The discovery of genetic factors for the predisposition of longevity is promising but their functional role and clinical relevance remain largely unclear. Based on results from a large genome-wide association study (GWAS) on human longevity (N ≈ 390,000) we identified six phenotype categories belonging to behavioral and psychiatric traits showing significant genetic correlations using LD Hub. We validated these genetic correlations on the phenotype level in a general population sample using a polygenic risk score (PRS) based on the longevity GWAS as proxy for longevity (N ≈ 8190; Study of Health in Pomerania). The behavioral phenotypes education, smoking and body mass index (BMI) were highly associated with the PRS for longevity especially in females (p=0.003, p=0.049, p=2.0E-4) with increased rates for higher education, lower smoking rates and decrease in BMI attributed to a higher PRS for longevity.
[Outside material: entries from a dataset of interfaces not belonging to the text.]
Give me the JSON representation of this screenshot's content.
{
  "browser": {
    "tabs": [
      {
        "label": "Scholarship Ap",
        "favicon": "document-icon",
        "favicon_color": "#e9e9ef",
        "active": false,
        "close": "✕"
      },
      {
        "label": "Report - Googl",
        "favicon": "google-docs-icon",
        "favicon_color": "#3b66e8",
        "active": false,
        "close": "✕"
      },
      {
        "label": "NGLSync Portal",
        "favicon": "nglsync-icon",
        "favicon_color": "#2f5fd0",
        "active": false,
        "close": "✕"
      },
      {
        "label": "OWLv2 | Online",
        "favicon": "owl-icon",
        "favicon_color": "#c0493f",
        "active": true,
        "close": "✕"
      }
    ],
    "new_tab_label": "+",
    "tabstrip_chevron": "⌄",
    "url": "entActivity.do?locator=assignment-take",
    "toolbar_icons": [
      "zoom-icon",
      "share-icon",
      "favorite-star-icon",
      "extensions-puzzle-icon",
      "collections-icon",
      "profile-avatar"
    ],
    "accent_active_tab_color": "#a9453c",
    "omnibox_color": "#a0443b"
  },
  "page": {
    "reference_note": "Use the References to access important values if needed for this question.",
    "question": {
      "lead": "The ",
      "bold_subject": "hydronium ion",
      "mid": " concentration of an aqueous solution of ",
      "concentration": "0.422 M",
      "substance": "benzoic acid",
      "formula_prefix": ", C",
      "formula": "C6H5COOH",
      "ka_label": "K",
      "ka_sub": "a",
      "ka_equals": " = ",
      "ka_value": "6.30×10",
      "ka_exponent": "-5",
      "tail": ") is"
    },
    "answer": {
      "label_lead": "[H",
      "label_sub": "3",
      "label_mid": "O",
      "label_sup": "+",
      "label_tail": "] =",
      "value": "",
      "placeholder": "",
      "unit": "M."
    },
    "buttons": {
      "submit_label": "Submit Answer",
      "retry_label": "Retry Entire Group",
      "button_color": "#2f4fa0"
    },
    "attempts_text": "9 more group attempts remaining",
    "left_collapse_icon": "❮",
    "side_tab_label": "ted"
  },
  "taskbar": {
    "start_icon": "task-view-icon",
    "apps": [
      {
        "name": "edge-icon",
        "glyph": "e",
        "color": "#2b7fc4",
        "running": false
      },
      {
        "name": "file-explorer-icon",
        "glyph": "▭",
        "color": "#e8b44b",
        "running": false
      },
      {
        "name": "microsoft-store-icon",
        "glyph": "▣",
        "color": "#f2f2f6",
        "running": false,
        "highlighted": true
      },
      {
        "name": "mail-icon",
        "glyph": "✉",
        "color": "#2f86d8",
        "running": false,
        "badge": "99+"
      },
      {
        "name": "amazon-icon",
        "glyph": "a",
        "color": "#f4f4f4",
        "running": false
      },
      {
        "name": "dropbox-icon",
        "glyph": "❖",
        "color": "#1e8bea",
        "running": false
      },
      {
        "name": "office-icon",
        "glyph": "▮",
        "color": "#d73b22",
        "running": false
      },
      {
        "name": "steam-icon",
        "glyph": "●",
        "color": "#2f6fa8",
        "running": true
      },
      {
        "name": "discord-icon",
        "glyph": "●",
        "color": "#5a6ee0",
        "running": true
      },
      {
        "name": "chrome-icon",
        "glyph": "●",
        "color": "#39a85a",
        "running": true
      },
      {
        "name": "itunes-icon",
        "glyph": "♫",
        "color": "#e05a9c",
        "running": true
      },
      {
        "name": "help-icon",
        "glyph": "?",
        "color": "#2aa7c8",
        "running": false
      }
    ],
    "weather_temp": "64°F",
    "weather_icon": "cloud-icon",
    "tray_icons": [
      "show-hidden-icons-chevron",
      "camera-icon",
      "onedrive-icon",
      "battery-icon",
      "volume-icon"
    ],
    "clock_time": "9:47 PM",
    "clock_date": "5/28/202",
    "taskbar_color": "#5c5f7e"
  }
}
Moreover, the psychiatric phenotypes depression and subjective health complaints showed significant associations (p=0.032, p=0.002) in females only. Generally, a higher genetic predisposition for longevity had a stronger association with behavioral phenotypes in females than in males. It is unclear what causes the higher “behavioral heterogeneity” in males but different biological mechanisms might be involved. Sensitivity analyses showed that the association for the PRS for longevity with BMI and smoking were robust against adjustment with the PRS for BMI and smoking. In conclusion, our analyses demonstrated that genetic information obtained from highly powered GWAS for longevity revealed a clear behavioral signature on the phenotype level in a smaller population based sample.
Copyright © 2021. Published by Elsevier B.V.